LaFollette, H. & Shanks, N. (1996) “The origin of speciesism”, Philosophy, 71, pp. 41-61.
Persson, I. (1993) “A basis for (interspecies) equality”, in Cavalieri, P. & Singer, P. (eds.) The Great Ape Project, New York: St. Martin’s Press, pp. 183-193.
Pluhar, E. (1996) Beyond prejudice: The moral significance of human and nonhuman animals, Durham: Duke University Press.
Regan, T. (1979) “An examination and defense of one argument concerning animal rights”, Inquiry, 22, pp. 189-219.
Ryder, R. D. (2011) Speciesism, painism and happiness: A morality for the twenty-first century, Exeter: Imprint Academic, pp. 38-61.
Sapontzis, S. F. (1987) Morals, reason, and animals, Philadelphia: Temple University Press.
Sapontzis, S. F. (1990) “The meaning of speciesism and the forms of animal suffering”, Behavioral and Brain Sciences, 13, pp. 35-36.
Singer, P. (2009 ) Animal liberation, Reissue ed., New York: Harper Perennial Modern Classics.
Vallentyne, P. (2005) “Of mice and men: Equality and animals”, Journal of Ethics, 9, pp. 403-433.
Wilson, S. D. (2005) “The species-norm account of moral status”, Between the Species, 13 (5) [accessed on 27 August 2012].
1 See Boxill, B. R. (1991) “Equality, discrimination and preferential treatment”, in Singer, P. (ed.) Companion to ethics, Oxford: Blackwell, pp. 333-343; Horta, O. (2010) “Discrimination in terms of moral exclusion”, Theoria: Swedish Journal of Philosophy, 76, pp. 346-364 [accessed on 15 February 2014]; Lippert-Rasmussen, K. (2006) “Private discrimination: A prioritarian, desert-accommodating account”, San Diego Law Review, 43, pp. 817-856; Lippert-Rasmussen, K. (2007) “Discrimination”, in Ryberg, J.; Petersen, T. S. & Wolf, C. (eds.) New waves in applied ethics, Basingstoke: Palgrave Macmillan, pp. 51-72; Wasserman, D. (1998) “Discrimination, concept of”, in Chadwick, R. (ed.) Encyclopedia of applied ethics, San Diego: Academic Press, pp. 805-814.

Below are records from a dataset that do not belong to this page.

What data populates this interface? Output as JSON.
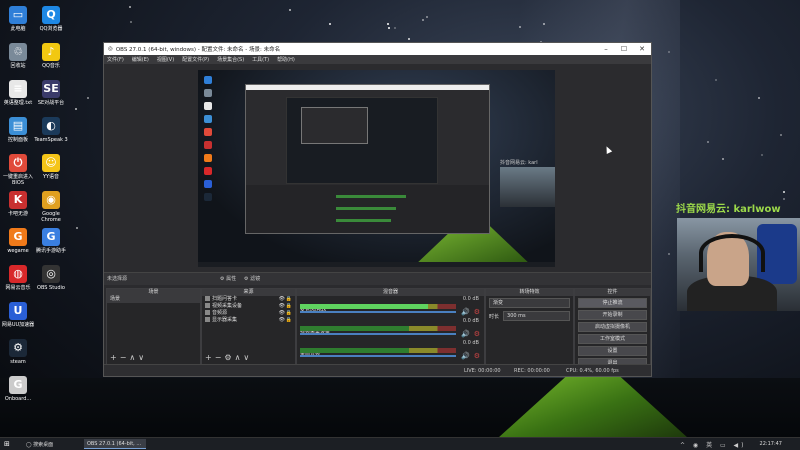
{
  "desktop": {
    "icons": [
      {
        "label": "此电脑",
        "icon": "computer-icon",
        "color": "#2f7fd8",
        "glyph": "▭"
      },
      {
        "label": "QQ浏览器",
        "icon": "qq-browser-icon",
        "color": "#1e88e5",
        "glyph": "Q"
      },
      {
        "label": "回收站",
        "icon": "recycle-bin-icon",
        "color": "#7a8a99",
        "glyph": "♲"
      },
      {
        "label": "QQ音乐",
        "icon": "qq-music-icon",
        "color": "#f2c811",
        "glyph": "♪"
      },
      {
        "label": "英语整理.txt",
        "icon": "text-file-icon",
        "color": "#e8e8e8",
        "glyph": "≡"
      },
      {
        "label": "SE对战平台",
        "icon": "se-platform-icon",
        "color": "#3a3a6a",
        "glyph": "SE"
      },
      {
        "label": "控制面板",
        "icon": "control-panel-icon",
        "color": "#3c8fd6",
        "glyph": "▤"
      },
      {
        "label": "TeamSpeak 3",
        "icon": "teamspeak-icon",
        "color": "#1b3a5a",
        "glyph": "◐"
      },
      {
        "label": "一键重启进入BIOS",
        "icon": "bios-restart-icon",
        "color": "#e04a3a",
        "glyph": "⏻"
      },
      {
        "label": "YY语音",
        "icon": "yy-voice-icon",
        "color": "#f5c518",
        "glyph": "☺"
      },
      {
        "label": "卡吧无游",
        "icon": "kaba-icon",
        "color": "#c83030",
        "glyph": "K"
      },
      {
        "label": "Google Chrome",
        "icon": "chrome-icon",
        "color": "#e0a020",
        "glyph": "◉"
      },
      {
        "label": "wegame",
        "icon": "wegame-icon",
        "color": "#f07a1a",
        "glyph": "G"
      },
      {
        "label": "腾讯手游助手",
        "icon": "tencent-mobile-games-icon",
        "color": "#3a7fe0",
        "glyph": "G"
      },
      {
        "label": "网易云音乐",
        "icon": "netease-music-icon",
        "color": "#d8282a",
        "glyph": "◍"
      },
      {
        "label": "OBS Studio",
        "icon": "obs-studio-icon",
        "color": "#333333",
        "glyph": "◎"
      },
      {
        "label": "网易UU加速器",
        "icon": "uu-accelerator-icon",
        "color": "#2a5fd6",
        "glyph": "U"
      },
      {
        "label": "steam",
        "icon": "steam-icon",
        "color": "#1b2838",
        "glyph": "⚙"
      },
      {
        "label": "Onboard...",
        "icon": "onboard-icon",
        "color": "#cccccc",
        "glyph": "G"
      }
    ]
  },
  "obs": {
    "title": "OBS 27.0.1 (64-bit, windows) - 配置文件: 未命名 - 场景: 未命名",
    "menu": [
      "文件(F)",
      "编辑(E)",
      "视图(V)",
      "配置文件(P)",
      "场景集合(S)",
      "工具(T)",
      "帮助(H)"
    ],
    "no_source_selected": "未选择源",
    "dock_tools": [
      "⚙ 属性",
      "⚙ 滤镜"
    ],
    "scenes": {
      "header": "场景",
      "items": [
        "场景"
      ]
    },
    "sources": {
      "header": "来源",
      "items": [
        "扫题问答卡",
        "视频采集设备",
        "音频源",
        "显示器采集"
      ]
    },
    "mixer": {
      "header": "混音器",
      "channels": [
        {
          "name": "麦克风/Aux",
          "db": "0.0 dB",
          "level": 0.82
        },
        {
          "name": "视频采集设备",
          "db": "0.0 dB",
          "level": 0.0
        },
        {
          "name": "桌面音频",
          "db": "0.0 dB",
          "level": 0.0
        }
      ]
    },
    "transitions": {
      "header": "转场特效",
      "selected": "渐变",
      "duration_label": "时长",
      "duration_value": "300 ms"
    },
    "controls": {
      "header": "控件",
      "buttons": [
        "停止推流",
        "开始录制",
        "启动虚拟摄像机",
        "工作室模式",
        "设置",
        "退出"
      ]
    },
    "status": {
      "live": "LIVE: 00:00:00",
      "rec": "REC: 00:00:00",
      "cpu": "CPU: 0.4%, 60.00 fps"
    },
    "webcam_tag": "抖音网易云: karl"
  },
  "overlay": {
    "caption": "抖音网易云: karlwow"
  },
  "taskbar": {
    "start": "⊞",
    "search": "◯ 搜索桌面",
    "app": "OBS 27.0.1 (64-bit, ...",
    "clock": "22:17:47",
    "tray": "^ ◉ 英 ▭ ◀)"
  }
}
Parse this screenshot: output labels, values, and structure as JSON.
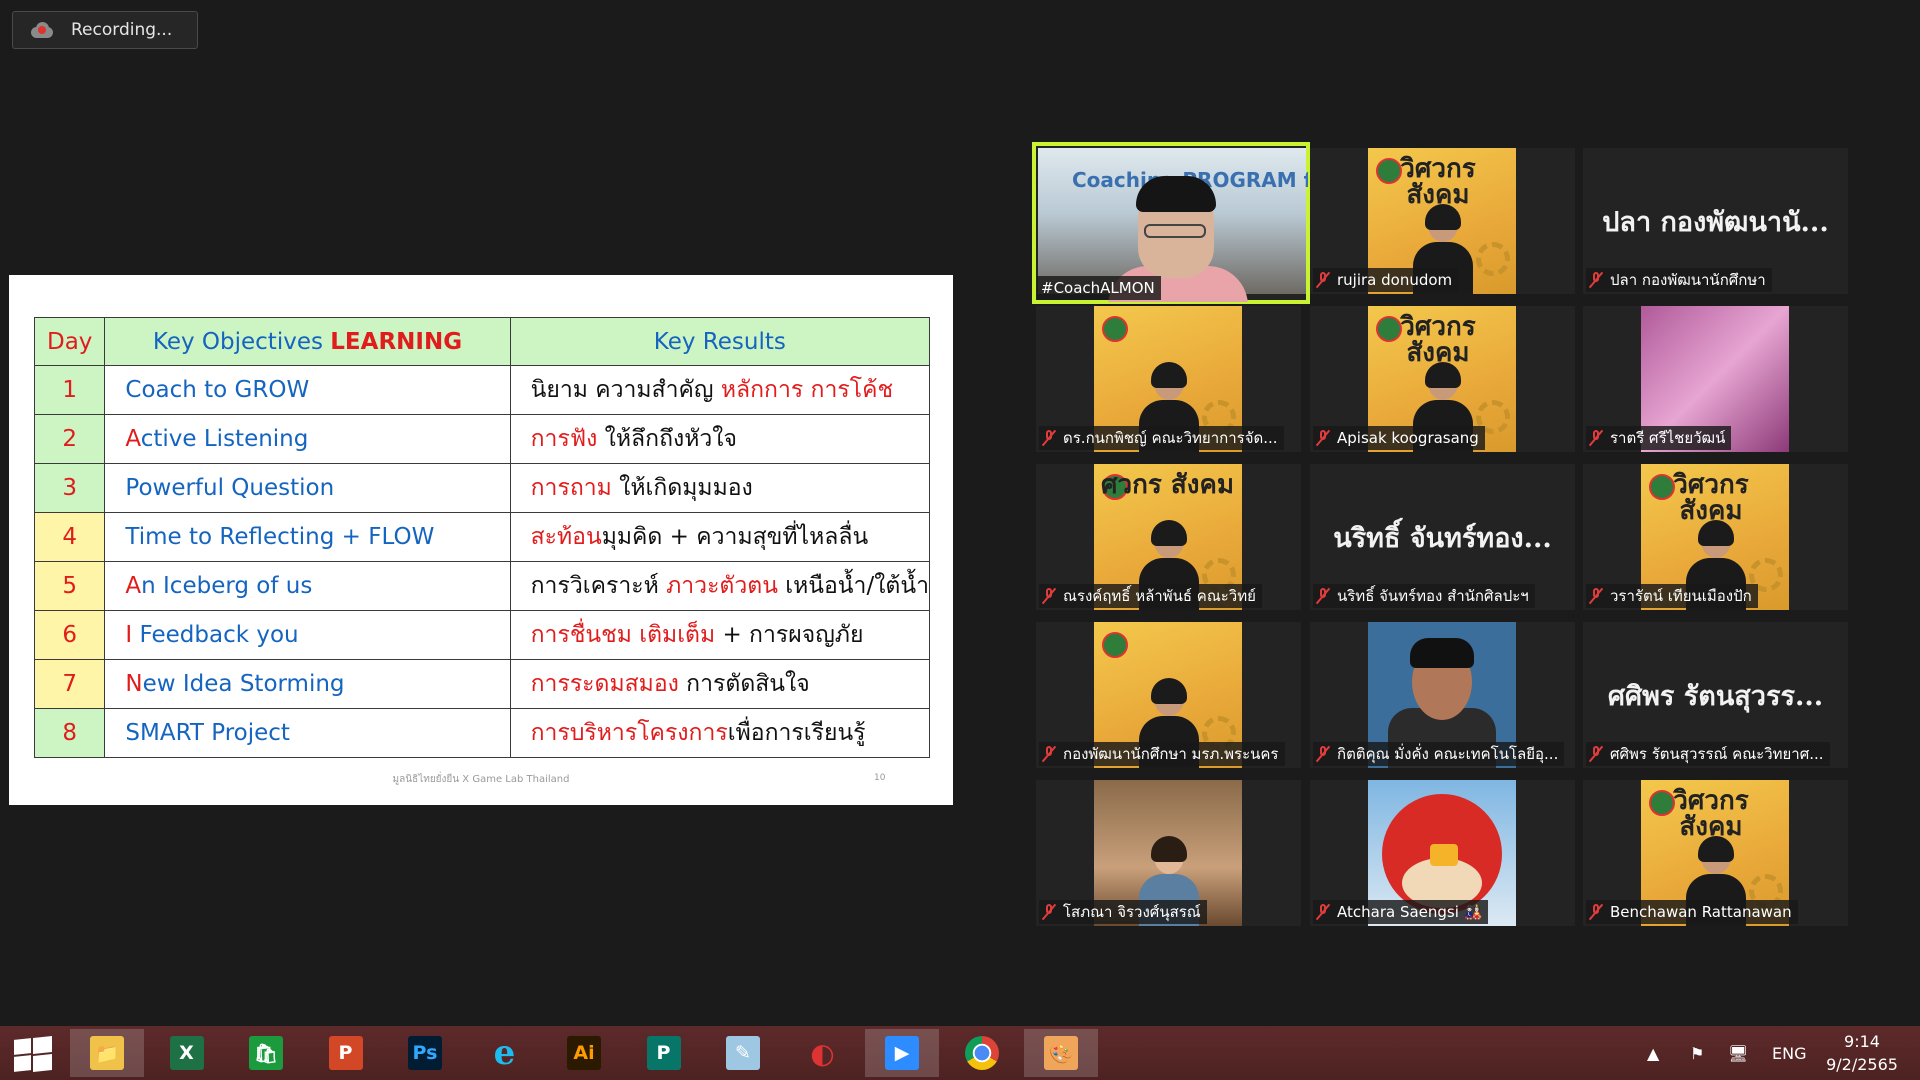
{
  "recording": {
    "label": "Recording..."
  },
  "slide": {
    "header": {
      "day": "Day",
      "objectives_prefix": "Key Objectives ",
      "objectives_highlight": "LEARNING",
      "results": "Key Results"
    },
    "rows": [
      {
        "day": "1",
        "obj_a": "",
        "obj_b": "Coach to GROW",
        "res_a": "นิยาม ความสำคัญ ",
        "res_b": "หลักการ การโค้ช",
        "res_c": ""
      },
      {
        "day": "2",
        "obj_a": "A",
        "obj_b": "ctive Listening",
        "res_a": "",
        "res_b": "การฟัง",
        "res_c": " ให้ลึกถึงหัวใจ"
      },
      {
        "day": "3",
        "obj_a": "",
        "obj_b": "Powerful Question",
        "res_a": "",
        "res_b": "การถาม",
        "res_c": " ให้เกิดมุมมอง"
      },
      {
        "day": "4",
        "obj_a": "",
        "obj_b": "Time to Reflecting + FLOW",
        "res_a": "",
        "res_b": "สะท้อน",
        "res_c": "มุมคิด + ความสุขที่ไหลลื่น"
      },
      {
        "day": "5",
        "obj_a": "A",
        "obj_b": "n Iceberg of us",
        "res_a": "การวิเคราะห์ ",
        "res_b": "ภาวะตัวตน",
        "res_c": " เหนือน้ำ/ใต้น้ำ"
      },
      {
        "day": "6",
        "obj_a": "I",
        "obj_b": " Feedback you",
        "res_a": "",
        "res_b": "การชื่นชม เติมเต็ม",
        "res_c": " + การผจญภัย"
      },
      {
        "day": "7",
        "obj_a": "N",
        "obj_b": "ew Idea Storming",
        "res_a": "",
        "res_b": "การระดมสมอง",
        "res_c": " การตัดสินใจ"
      },
      {
        "day": "8",
        "obj_a": "",
        "obj_b": "SMART Project",
        "res_a": "",
        "res_b": "การบริหารโครงการ",
        "res_c": "เพื่อการเรียนรู้"
      }
    ],
    "footer": "มูลนิธิไทยยั่งยืน X Game Lab Thailand",
    "page": "10"
  },
  "participants": [
    {
      "name": "#CoachALMON",
      "muted": false,
      "kind": "video",
      "overlay": "Coaching PROGRAM for Leader"
    },
    {
      "name": "rujira donudom",
      "muted": true,
      "kind": "poster",
      "poster_text": "วิศวกร สังคม"
    },
    {
      "name": "ปลา กองพัฒนานักศึกษา",
      "muted": true,
      "kind": "text",
      "big": "ปลา กองพัฒนานั..."
    },
    {
      "name": "ดร.กนกพิชญ์ คณะวิทยาการจัด...",
      "muted": true,
      "kind": "poster",
      "poster_text": ""
    },
    {
      "name": "Apisak koograsang",
      "muted": true,
      "kind": "poster",
      "poster_text": "วิศวกร สังคม"
    },
    {
      "name": "ราตรี ศรีไชยวัฒน์",
      "muted": true,
      "kind": "photo"
    },
    {
      "name": "ณรงค์ฤทธิ์ หล้าพันธ์ คณะวิทย์",
      "muted": true,
      "kind": "poster",
      "poster_text": "ศวกร สังคม"
    },
    {
      "name": "นริทธิ์ จันทร์ทอง สำนักศิลปะฯ",
      "muted": true,
      "kind": "text",
      "big": "นริทธิ์ จันทร์ทอง..."
    },
    {
      "name": "วรารัตน์ เทียนเมืองปัก",
      "muted": true,
      "kind": "poster",
      "poster_text": "วิศวกร สังคม"
    },
    {
      "name": "กองพัฒนานักศึกษา มรภ.พระนคร",
      "muted": true,
      "kind": "poster",
      "poster_text": ""
    },
    {
      "name": "กิตติคุณ มั่งคั่ง คณะเทคโนโลยีอุ...",
      "muted": true,
      "kind": "avatar"
    },
    {
      "name": "ศศิพร รัตนสุวรรณ์ คณะวิทยาศ...",
      "muted": true,
      "kind": "text",
      "big": "ศศิพร รัตนสุวรร..."
    },
    {
      "name": "โสภณา จิรวงศ์นุสรณ์",
      "muted": true,
      "kind": "photo"
    },
    {
      "name": "Atchara Saengsi 🎎",
      "muted": true,
      "kind": "bird"
    },
    {
      "name": "Benchawan Rattanawan",
      "muted": true,
      "kind": "poster",
      "poster_text": "วิศวกร สังคม"
    }
  ],
  "taskbar": {
    "apps": [
      "file-explorer",
      "excel",
      "store",
      "powerpoint",
      "photoshop",
      "internet-explorer",
      "illustrator",
      "publisher",
      "notepad",
      "photoscape",
      "zoom",
      "chrome",
      "paint"
    ],
    "labels": {
      "excel": "X",
      "powerpoint": "P",
      "photoshop": "Ps",
      "illustrator": "Ai",
      "publisher": "P"
    },
    "language": "ENG",
    "time": "9:14",
    "date": "9/2/2565"
  }
}
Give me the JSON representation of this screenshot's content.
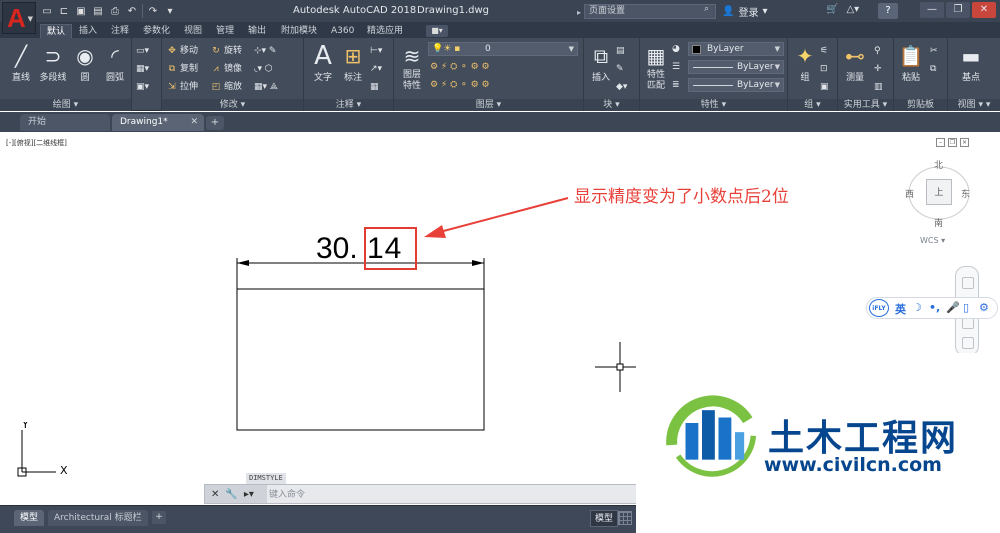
{
  "titlebar": {
    "app_letter": "A",
    "app_name": "Autodesk AutoCAD 2018",
    "file_name": "Drawing1.dwg",
    "search_placeholder": "页面设置",
    "login": "登录",
    "help": "?"
  },
  "ribbon_tabs": [
    "默认",
    "插入",
    "注释",
    "参数化",
    "视图",
    "管理",
    "输出",
    "附加模块",
    "A360",
    "精选应用"
  ],
  "ribbon_tab_extra": "■▾",
  "panels": {
    "draw": {
      "title": "绘图",
      "line": "直线",
      "polyline": "多段线",
      "circle": "圆",
      "arc": "圆弧"
    },
    "modify": {
      "title": "修改",
      "move": "移动",
      "rotate": "旋转",
      "copy": "复制",
      "mirror": "镜像",
      "stretch": "拉伸",
      "scale": "缩放"
    },
    "annotation": {
      "title": "注释",
      "text": "文字",
      "dimension": "标注"
    },
    "layers": {
      "title": "图层",
      "layer_props": "图层特性",
      "current_layer": "0"
    },
    "block": {
      "title": "块",
      "insert": "插入"
    },
    "properties": {
      "title": "特性",
      "match": "特性匹配",
      "color": "ByLayer",
      "linetype": "ByLayer",
      "lineweight": "ByLayer"
    },
    "groups": {
      "title": "组",
      "group": "组"
    },
    "utilities": {
      "title": "实用工具",
      "measure": "测量"
    },
    "clipboard": {
      "title": "剪贴板",
      "paste": "粘贴"
    },
    "view": {
      "title": "视图",
      "base": "基点"
    }
  },
  "file_tabs": {
    "start": "开始",
    "drawing": "Drawing1*",
    "plus": "+"
  },
  "viewport_label": "[-][俯视][二维线框]",
  "viewcube": {
    "north": "北",
    "south": "南",
    "east": "东",
    "west": "西",
    "top": "上",
    "wcs": "WCS ▾"
  },
  "ime": {
    "logo": "iFLY",
    "lang": "英"
  },
  "dimension": {
    "integer_part": "30.",
    "decimal_part": "14"
  },
  "annotation_text": "显示精度变为了小数点后2位",
  "ucs": {
    "x_label": "X",
    "y_label": "Y"
  },
  "command": {
    "history": "DIMSTYLE",
    "placeholder": "键入命令"
  },
  "status": {
    "model_tab": "模型",
    "layout_tab": "Architectural 标题栏",
    "plus": "+",
    "model_space": "模型"
  },
  "watermark": {
    "cn": "土木工程网",
    "url": "www.civilcn.com"
  },
  "colors": {
    "highlight": "#e23b32",
    "annotation": "#e8413a",
    "watermark_blue": "#06468f",
    "app_red": "#d7261e"
  }
}
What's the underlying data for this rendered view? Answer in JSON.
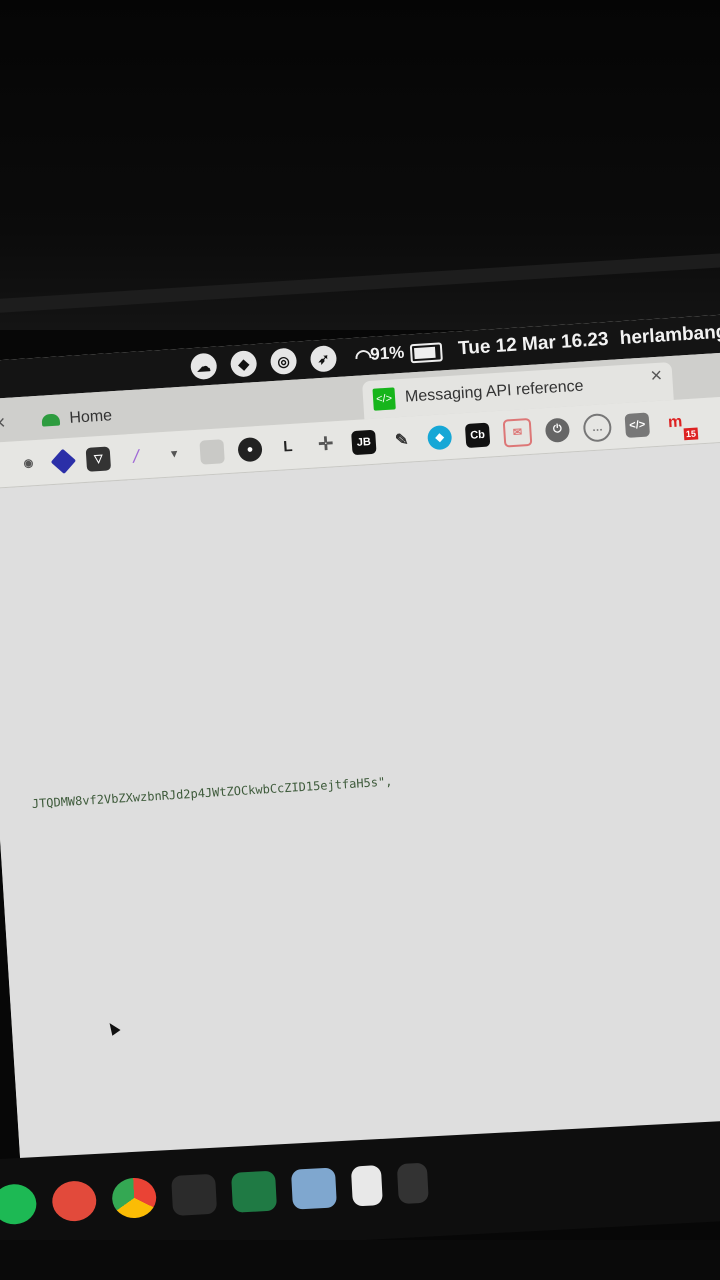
{
  "menubar": {
    "icons": [
      "creative-cloud-icon",
      "dropbox-icon",
      "scrollbar-icon",
      "rocket-icon",
      "wifi-icon"
    ],
    "battery_percent": "91%",
    "datetime": "Tue 12 Mar 16.23",
    "user": "herlambang"
  },
  "tabs": [
    {
      "label": "Home",
      "close": "×"
    },
    {
      "label": "Messaging API reference",
      "close": "×"
    }
  ],
  "new_tab": "+",
  "toolbar": {
    "ext_l": "L",
    "ext_jb": "JB",
    "ext_cb": "Cb",
    "ext_badge": "15"
  },
  "content": {
    "code_line": "JTQDMW8vf2VbZXwzbnRJd2p4JWtZOCkwbCcZID15ejtfaH5s\","
  },
  "colors": {
    "screen_bg": "#dedede",
    "menubar_bg": "#141414",
    "code_text": "#3d5a3a",
    "api_icon": "#17b51b"
  }
}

2 An example of a position which is contrary to animal exploitation but defends speciesism can be found in this book: Zamir, T. (2007) Ethics and the beast: A speciesist argument for animal rights, Princeton: Princeton University Press.
3 See on this Graft, D. (1997) “Against strong speciesism”, Journal of Applied Philosophy, 14, pp. 107-118; Holland, A. J. (1984) “On behalf of moderate speciesism”, Journal of Applied Philosophy, 20, pp. 281-291.
4 Mason, J. (1998) “Misothery”, in Bekoff, M. & Meaney, C. A. (eds.) Encyclopedia of animal rights and animal welfare, Chicago: Fitzroy Dearborn, p. 245.
5 See on this Burgess-Jackson, K. (1998) “Doing right by our animal companions”, Journal of Ethics, 2, pp. 159-185.
6 See Morton, D. B. (1998) “Sizeism”, in Bekoff, M. & Meaney, C. (eds.) Encyclopedia of animal rights and animal welfare, op. cit., p. 318.
7 A comparison between speciesism and racism can be found in Patterson, C. (2002) Eternal Treblinka: Our treatment of animals and the Holocaust, New York: Lantern; Sztybel, D. (2006) “Can the treatment of animals be compared to the Holocaust?”, Journal of Agricultural and Environmental Ethics, 11, pp. 97-132. A comparison between racist and speciesist slavery, can be found in Spiegel, M. (1988) The dreaded comparison: Human and animal slavery, London: Heretic Books.